On Today’s Money 911 we talked about retirement plans for federal workers and if free online budgeting websites are safe to use. To learn more check out the video clip below.
On Today’s Money 911 we answered viewers questions on refinancing a home, self employment tax rates and the best way to increase your credit score when paying off credit cards. To learn more check out the video clip below.
In my latest American Express OPEN Forum article, I offer some tips on how to make the most of the dollars you’ve been doling out on health care premiums come tax time.
On Today’s Money 911 we talked about who to call first if you’re years behind on your taxes and if credit cards could lead to future debt problems. To learn more check out the video clip below.
In this week’s New York Daily News column, I give you a round up of several important tax issues that should be on your radar.
On Today’s Money 911 we talked about the best ways to save for retirement if your company doesn’t offer a 401(k) and how to negotiate a debt with the IRS. To learn about these topics and more check out the video clip below.
You deserve a tax break today: If you thought the IRS wasn’t romantic, think again. Today itemizers can begin filing their taxes, and capturing their share of oft-missed tax breaks. Here’s a quick look at the most missed tax deductions so that you can make sure you get what’s coming to you:
Other taxes you paid. Taxes you pay elsewhere are deductible. This includes property taxes and state and local income tax – or sales tax if you live in a state that doesn’t charge state income taxes.
Medical expenses not covered by your health insurance. You can write these off as long as they top 7.5 percent of your adjusted gross income. (If you didn’t qualify this year, try “bunching” big health expenses every other year.)
Job hunting expenses. Looking for a job in the field you’re already in qualifies for a deduction in job hunting expenses. That includes career coaching and the cost of traveling to interview. (If you move more than 50 miles to begin a new job you can deduct your moving expenses as well.)
Charitable contributions not made in cash. You know all that stuff you dumped into the Salvation Army box? They’re deductible. You have to create a list of items you donated and then attach an approximate cash value. Not sure? Check out eBay for a sense of what these things sold for at recently completed auctions.
On Today’s Money 911 we discussed financial planning for living with a chronic illness and how best to allocate your income tax refund. To learn more check out the video clip below.
In my latest American Express OPEN Forum article, I discuss what you need to know to go about structuring a barter agreement.

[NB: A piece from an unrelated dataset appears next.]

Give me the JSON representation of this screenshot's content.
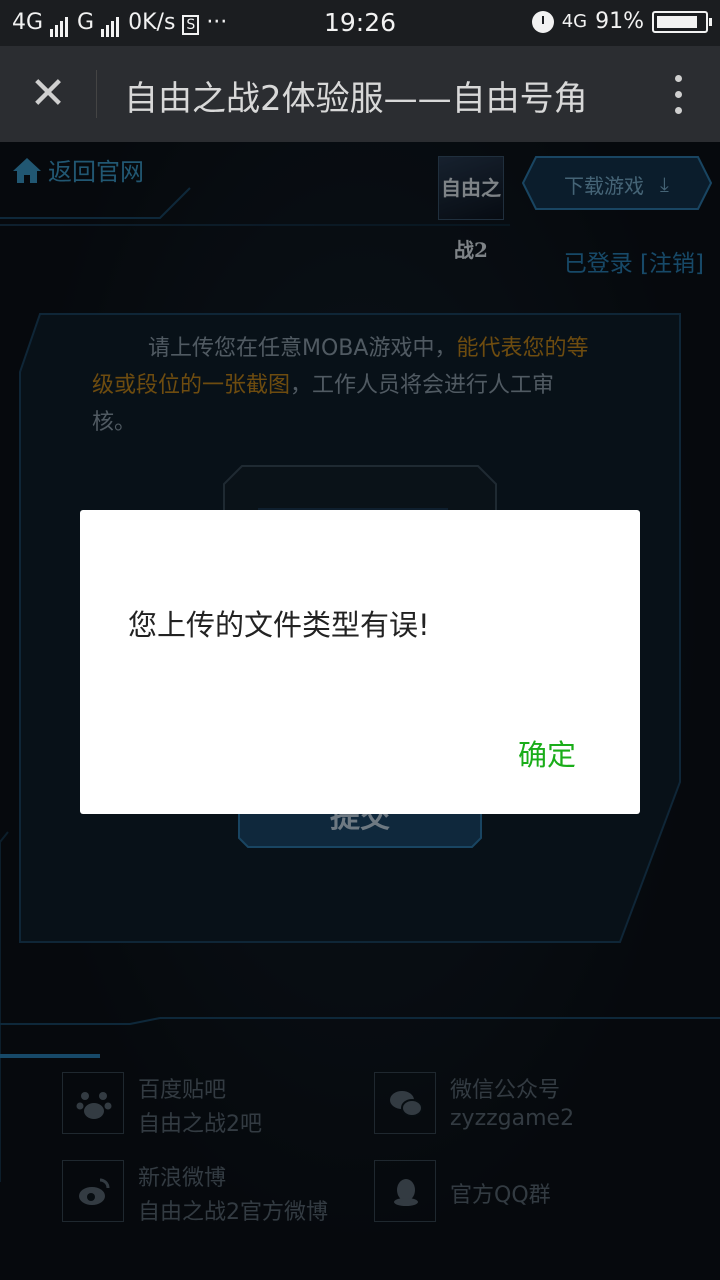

Enjoy your segments on the Today Show — wish they could be longer. I’m looking for information on how much tax deduction I realize for donating an item. I have a couple of instruments that could be donated to organizations who will put them into the hands of kids who wouldn’t otherwise have the opportunity to make music, but wondering if donating will be a huge loss or if I should continue to try and sell them.
When you’re donating an item or piece of property – rather than cash – you have to get at its fair market value, that is, what the item would sell for on the open market. That’s the amount that the IRS will allow you to claim as a deduction on your tax return. In most cases, it’s going to be a lot less than what you paid for it, because the item is now used. (more…)